This is Sharda again with another Miniature Schnauzer newsletter. Today, we’ll have a look at the Miniature Schnauzer Puppy Contract and know your rights as a legitimate owner.
Let’s start with it.
In almost every country there will be a kennel club or national organization that acts to enforce the standards of each breed of dog that it recognizes, as well as to keep records of registrations of new puppies to the breed.
The national organization will also host and sponsor dog shows and events, and will provide an opportunity for breeders to show their dogs for championships.
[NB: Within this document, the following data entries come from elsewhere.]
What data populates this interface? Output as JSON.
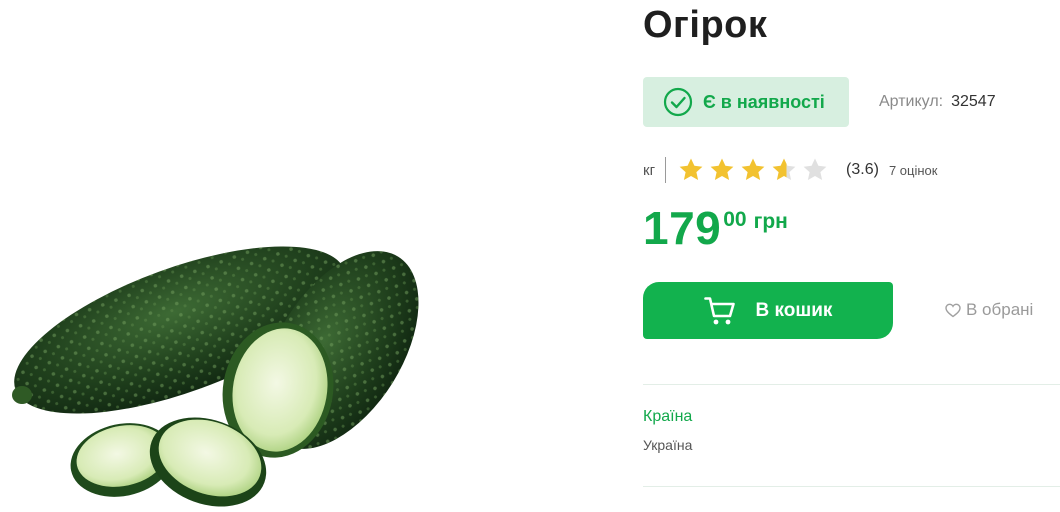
{
  "product": {
    "title": "Огірок",
    "image_alt": "cucumber",
    "stock": {
      "text": "Є в наявності",
      "icon": "check-circle-icon",
      "color": "#12a84b",
      "bg": "#d7efe0"
    },
    "sku": {
      "label": "Артикул:",
      "value": "32547"
    },
    "unit": "кг",
    "rating": {
      "value": 3.6,
      "text": "(3.6)",
      "reviews": "7 оцінок",
      "max": 5
    },
    "price": {
      "whole": "179",
      "fraction": "00",
      "currency": "грн"
    },
    "actions": {
      "cart_label": "В кошик",
      "cart_icon": "shopping-cart-icon",
      "favorite_label": "В обрані",
      "favorite_icon": "heart-icon"
    },
    "specs": [
      {
        "label": "Країна",
        "value": "Україна"
      }
    ]
  },
  "colors": {
    "accent": "#12b24e",
    "star": "#f2c230",
    "star_empty": "#e0e0e0"
  }
}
These registries will also keep a point total, that can help breeders and other interested individuals determine the strength of various lines within a given breed.
In Canada, the governing body is the Canadian Kennel Club (CKC). In the USA it is the American Kennel Club (AKC) and the United Kennel Club (UKC). In the United Kingdom there is The Kennel Club (KC).
In addition to these major registries, there is also the Fédération Cynologique Internationale (FCI), which is the World Canine Organization. It is different from the kennel clubs in that it does not register animals or provide pedigrees; rather it recognizes dogs of a particular country.
A Miniature Schnauzer breeders’ contract is more that just a bill of sale for a Miniature Schnauzer puppy or a dog. It is the agreed upon rights that both the buyer and seller have with regards to the dog.
It is important to realize that the contract is a binding agreement, and if you have any concerns with the contract, you should get them clarified before signing and finalizing the document.
At the very minimum the contract should include:
- A bill of sale
This bill of sale is important to prove ownership of the animal. Make sure that you understand the legal aspects of buying a dog or puppy. Many areas require that the animal have basic health vaccinations and a clean veterinarians report.
There may also be laws that require the seller to take the animal back if it is found to be unhealthy within 48 hours of purchase.
- Registration Application
This will be partially filled out by the seller. The seller will need to complete the sections for the breed, colour, sex and identifying features of the dog or puppy, the date of birth, the registration numbers and names of the sire (father) and dam (mother).
The breeder will also have to indicate their name or the name of their kennel, as well as their signature.
- A basic health guarantee
This indicates the responsibility the breeder has to ensure the animal is free from disease. This includes hereditary and genetic conditions that may not be visibly present at the time of purchase.
The breeder should also provide a lineage chart or guarantee of lineage statement. This will be important if you plan to show or breed the dog or puppy.
In addition to the basic clauses listed above, many breeders will also require the following ADDITIONAL clauses:
- Breeding restrictions
The Schnauzer breeder may indicate that the pet must be spayed or neutered if not shown. They may also state that the dog cannot be bred until the age of 2, and only in consultation with the breeder.
This is done to ensure strong bloodlines, and to prevent people from breeding the dogs inappropriately. In addition many breeders require that the dog be spayed or neutered if it does not meet breed standards.
- Showing dogs
The breeder may indicate that the dog must be shown so many times per year. In addition, as the buyer you will want to confirm that the contract guarantees that the animal can reproduce, and is free from genetic concerns.
- Health notification
Many breeders that are concerned with improving the lines and developing the breed will require that they be notified of any health issues that develop with the dog after the purchase.
They may also require that in the event of the dogs’ sudden or unforeseen death, an autopsy be performed and the results sent to them.
- Selling or giving away the dog
Most reputable breeders will insist that, if for any reason you decide not to keep the dog, it be returned to them. This means that you cannot sell or give the dog away without consulting with them.
Again, this shows the commitment that the breeder has to the individual animals, and his/her love of the dogs they have bred.
Choosing the correct Schnauzer breeder, and carefully reading the contract will help you feel confident with your purchase. A good breeder will spend the time that you need to understand the contract. Don’t be afraid to ask questions and get clarification on all issues prior to signing the contract and paying for the dog.
Make sure that the contract is available when you pay for and pick-up the dog or puppy, as it is your written agreement regarding the animal.
I hope you have learned and knew more things in today’s Miniature Schnauzer newsletter.
Thanks a lot,